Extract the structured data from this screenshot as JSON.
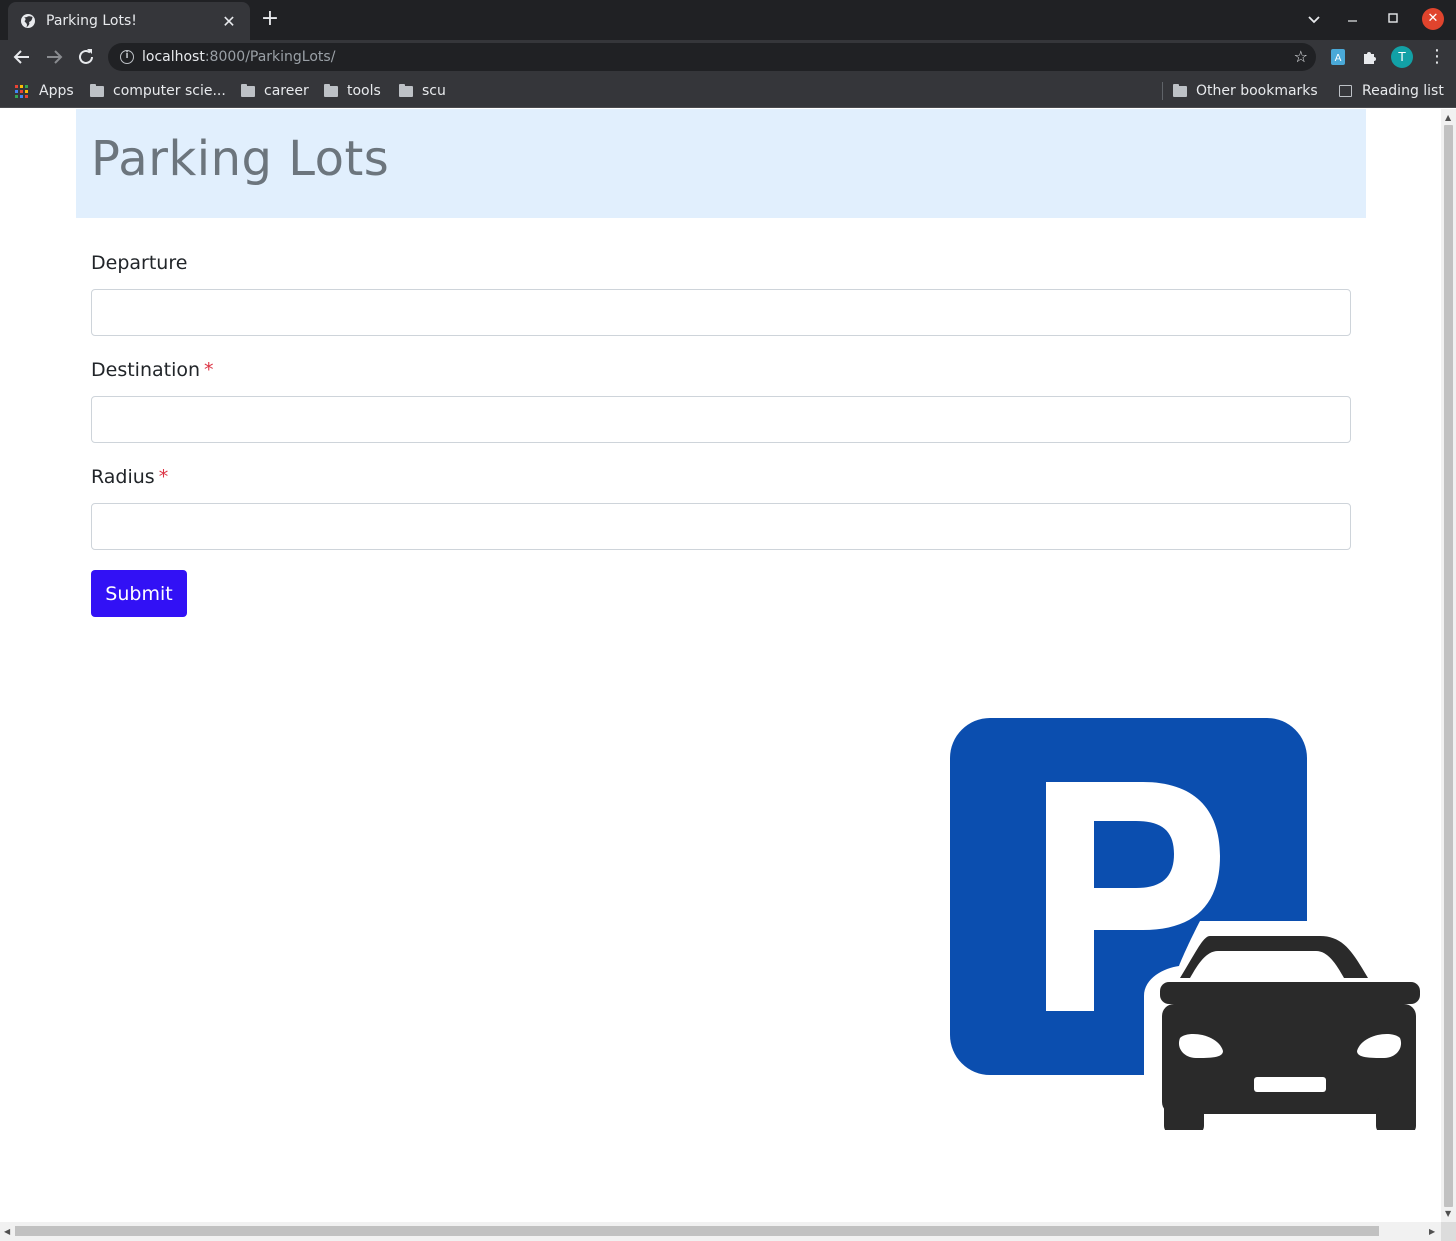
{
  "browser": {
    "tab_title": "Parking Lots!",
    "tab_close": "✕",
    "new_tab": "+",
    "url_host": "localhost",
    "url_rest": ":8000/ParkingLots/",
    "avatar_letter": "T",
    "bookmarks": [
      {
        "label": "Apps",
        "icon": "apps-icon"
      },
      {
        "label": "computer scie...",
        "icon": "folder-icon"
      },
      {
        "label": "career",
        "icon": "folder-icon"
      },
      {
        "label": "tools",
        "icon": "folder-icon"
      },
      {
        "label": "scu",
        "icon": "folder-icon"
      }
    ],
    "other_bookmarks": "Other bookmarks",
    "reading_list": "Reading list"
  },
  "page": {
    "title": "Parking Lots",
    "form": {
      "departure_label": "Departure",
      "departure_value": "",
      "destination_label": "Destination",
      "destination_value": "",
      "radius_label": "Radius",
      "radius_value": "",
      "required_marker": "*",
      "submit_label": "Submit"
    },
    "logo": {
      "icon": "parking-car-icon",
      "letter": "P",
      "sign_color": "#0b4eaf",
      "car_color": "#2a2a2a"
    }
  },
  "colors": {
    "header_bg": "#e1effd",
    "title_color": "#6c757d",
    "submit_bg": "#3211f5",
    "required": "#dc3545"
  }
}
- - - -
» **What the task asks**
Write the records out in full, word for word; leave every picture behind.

» **Your solution**
Extract the structured data from this screenshot as JSON.
{
  "browser": {
    "tab_title": "Parking Lots!",
    "tab_close": "✕",
    "new_tab": "+",
    "url_host": "localhost",
    "url_rest": ":8000/ParkingLots/",
    "avatar_letter": "T",
    "bookmarks": [
      {
        "label": "Apps",
        "icon": "apps-icon"
      },
      {
        "label": "computer scie...",
        "icon": "folder-icon"
      },
      {
        "label": "career",
        "icon": "folder-icon"
      },
      {
        "label": "tools",
        "icon": "folder-icon"
      },
      {
        "label": "scu",
        "icon": "folder-icon"
      }
    ],
    "other_bookmarks": "Other bookmarks",
    "reading_list": "Reading list"
  },
  "page": {
    "title": "Parking Lots",
    "form": {
      "departure_label": "Departure",
      "departure_value": "",
      "destination_label": "Destination",
      "destination_value": "",
      "radius_label": "Radius",
      "radius_value": "",
      "required_marker": "*",
      "submit_label": "Submit"
    },
    "logo": {
      "icon": "parking-car-icon",
      "letter": "P",
      "sign_color": "#0b4eaf",
      "car_color": "#2a2a2a"
    }
  },
  "colors": {
    "header_bg": "#e1effd",
    "title_color": "#6c757d",
    "submit_bg": "#3211f5",
    "required": "#dc3545"
  }
}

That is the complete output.